── Entries supplied
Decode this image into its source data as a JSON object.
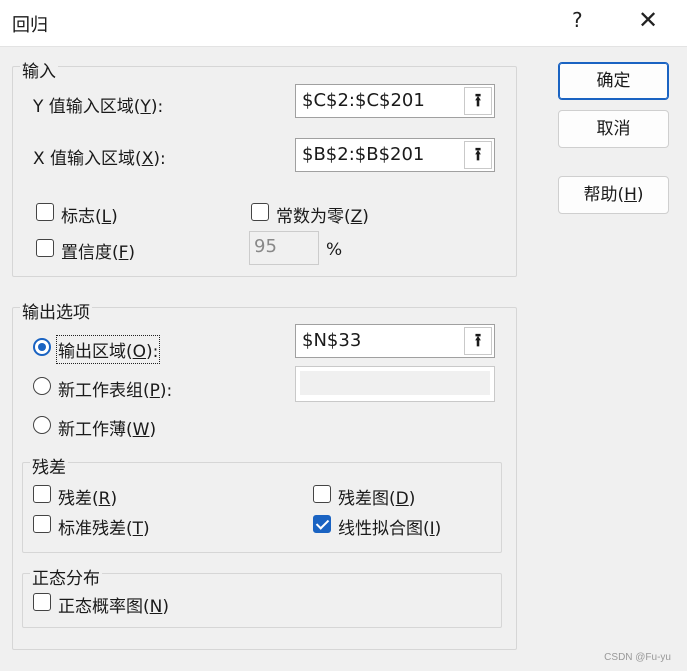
{
  "window": {
    "title": "回归",
    "help_glyph": "?",
    "close_glyph": "✕"
  },
  "input_group": {
    "legend": "输入",
    "y_range": {
      "label_prefix": "Y 值输入区域(",
      "label_key": "Y",
      "label_suffix": "):",
      "value": "$C$2:$C$201"
    },
    "x_range": {
      "label_prefix": "X 值输入区域(",
      "label_key": "X",
      "label_suffix": "):",
      "value": "$B$2:$B$201"
    },
    "labels_checkbox": {
      "label_prefix": "标志(",
      "label_key": "L",
      "label_suffix": ")",
      "checked": false
    },
    "constant_zero_checkbox": {
      "label_prefix": "常数为零(",
      "label_key": "Z",
      "label_suffix": ")",
      "checked": false
    },
    "confidence_checkbox": {
      "label_prefix": "置信度(",
      "label_key": "F",
      "label_suffix": ")",
      "checked": false
    },
    "confidence_value": "95",
    "percent_sign": "%"
  },
  "output_group": {
    "legend": "输出选项",
    "output_range": {
      "label_prefix": "输出区域(",
      "label_key": "O",
      "label_suffix": "):",
      "value": "$N$33",
      "selected": true
    },
    "new_worksheet": {
      "label_prefix": "新工作表组(",
      "label_key": "P",
      "label_suffix": "):",
      "value": "",
      "selected": false
    },
    "new_workbook": {
      "label_prefix": "新工作薄(",
      "label_key": "W",
      "label_suffix": ")",
      "selected": false
    }
  },
  "residuals_group": {
    "legend": "残差",
    "residuals": {
      "label_prefix": "残差(",
      "label_key": "R",
      "label_suffix": ")",
      "checked": false
    },
    "residual_plots": {
      "label_prefix": "残差图(",
      "label_key": "D",
      "label_suffix": ")",
      "checked": false
    },
    "standardized_residuals": {
      "label_prefix": "标准残差(",
      "label_key": "T",
      "label_suffix": ")",
      "checked": false
    },
    "line_fit_plots": {
      "label_prefix": "线性拟合图(",
      "label_key": "I",
      "label_suffix": ")",
      "checked": true
    }
  },
  "normal_group": {
    "legend": "正态分布",
    "normal_probability_plots": {
      "label_prefix": "正态概率图(",
      "label_key": "N",
      "label_suffix": ")",
      "checked": false
    }
  },
  "buttons": {
    "ok": "确定",
    "cancel": "取消",
    "help_prefix": "帮助(",
    "help_key": "H",
    "help_suffix": ")"
  },
  "icons": {
    "collapse": "collapse-dialog-icon",
    "accent_color": "#1a63c2"
  },
  "watermark": "CSDN @Fu-yu"
}
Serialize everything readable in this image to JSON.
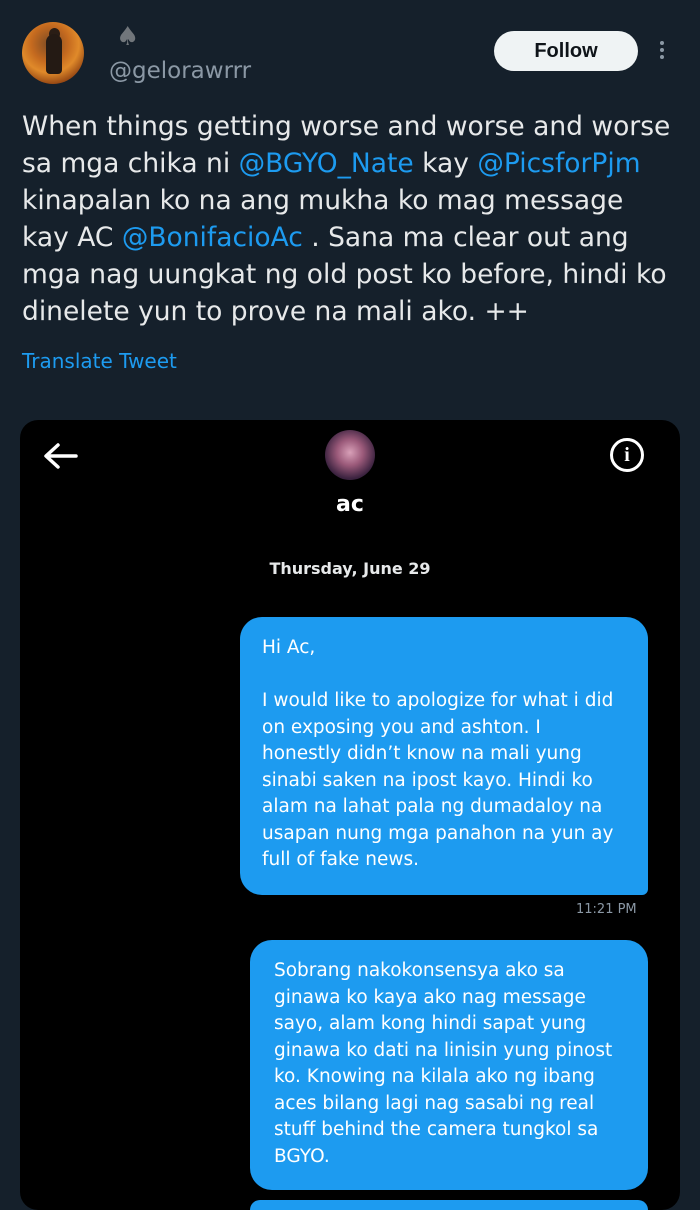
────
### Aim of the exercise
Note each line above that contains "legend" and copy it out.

### Response to the exercise
    "legend": "输入",
    "legend": "输出选项",
    "legend": "残差",
    "legend": "正态分布",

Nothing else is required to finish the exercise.